One of today’s great scientific challenges is to predict how climate will change locally as gas concentrations change over time. The study of chemistry-climate interactions represents an important and, at the same time, difficult task of global Earth system research.
The global climate model EMAC is a modular model that simulates climate change and air quality scenarios. EMAC uses a general-purpose chemical kinetic module to calculate the concentrations and the interactions of chemical species in the atmosphere. Solving atmospheric chemical kinetics is one of the most computationally intensive tasks in atmospheric chemical transport simulations.
To address the computational challenge, a project was initiated under Vi-SEEM to accelerate the performance of the chemical kinetics calculations on modern high-performance supercomputers using Graphics Processing Units (GPU).
The Vi-SEEM project provided an opportunity to develop and test the software using the Cy-TERA Supercomputer System in Cyprus. Cy-TERA provides computational resources for researchers in the wider South East Europe and Eastern Mediterranean Region with the installation of a hybrid cluster machine of peak performance 30 Teraflops.
The outcome of the study was the development a publicly released source code that automatically ports the kinetics calculations on GPU architectures. Each GPU thread calculates the chemical concentrations of an individual atmospheric grid box, massively parallelising theworkload.

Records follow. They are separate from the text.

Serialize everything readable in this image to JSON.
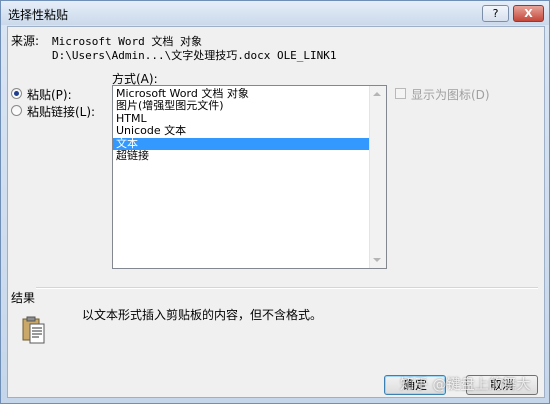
{
  "window": {
    "title": "选择性粘贴",
    "help_label": "?",
    "close_label": "X"
  },
  "source": {
    "label": "来源:",
    "line1": "Microsoft Word 文档 对象",
    "line2": "D:\\Users\\Admin...\\文字处理技巧.docx OLE_LINK1"
  },
  "paste_options": {
    "paste_label": "粘贴(P):",
    "paste_selected": true,
    "paste_link_label": "粘贴链接(L):",
    "paste_link_selected": false
  },
  "as_list": {
    "label": "方式(A):",
    "items": [
      "Microsoft Word 文档 对象",
      "图片(增强型图元文件)",
      "HTML",
      "Unicode 文本",
      "文本",
      "超链接"
    ],
    "selected_index": 4
  },
  "display_as_icon": {
    "label": "显示为图标(D)",
    "checked": false,
    "enabled": false
  },
  "result": {
    "label": "结果",
    "text": "以文本形式插入剪贴板的内容，但不含格式。"
  },
  "buttons": {
    "ok_label": "确定",
    "cancel_label": "取消"
  },
  "watermark": "知乎 @键盘上的舞大",
  "colors": {
    "selection": "#3399ff",
    "radio_dot": "#1e3f8f"
  }
}
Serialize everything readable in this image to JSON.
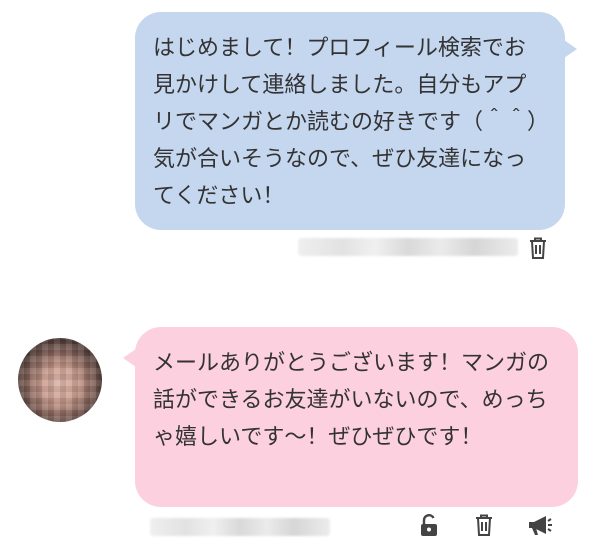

The achieved performance showed up to 22.4× improvement of the kernel execution time over the old implementation.
The Vi-SEEM project provided the necessary e-Infrastructure resources, training and support to develop the building blocks for a new generation of advanced and well-evaluated high-resolution global climate models, capable of simulating and predicting regional climate with unprecedented fidelity.
Vastly improved spatial and temporal simulation accuracy will allow assessment of the impacts of climate change on the environment, human health, agriculture and energy sectors for the years to come and will enable informed policy planning for adaptation and mitigation.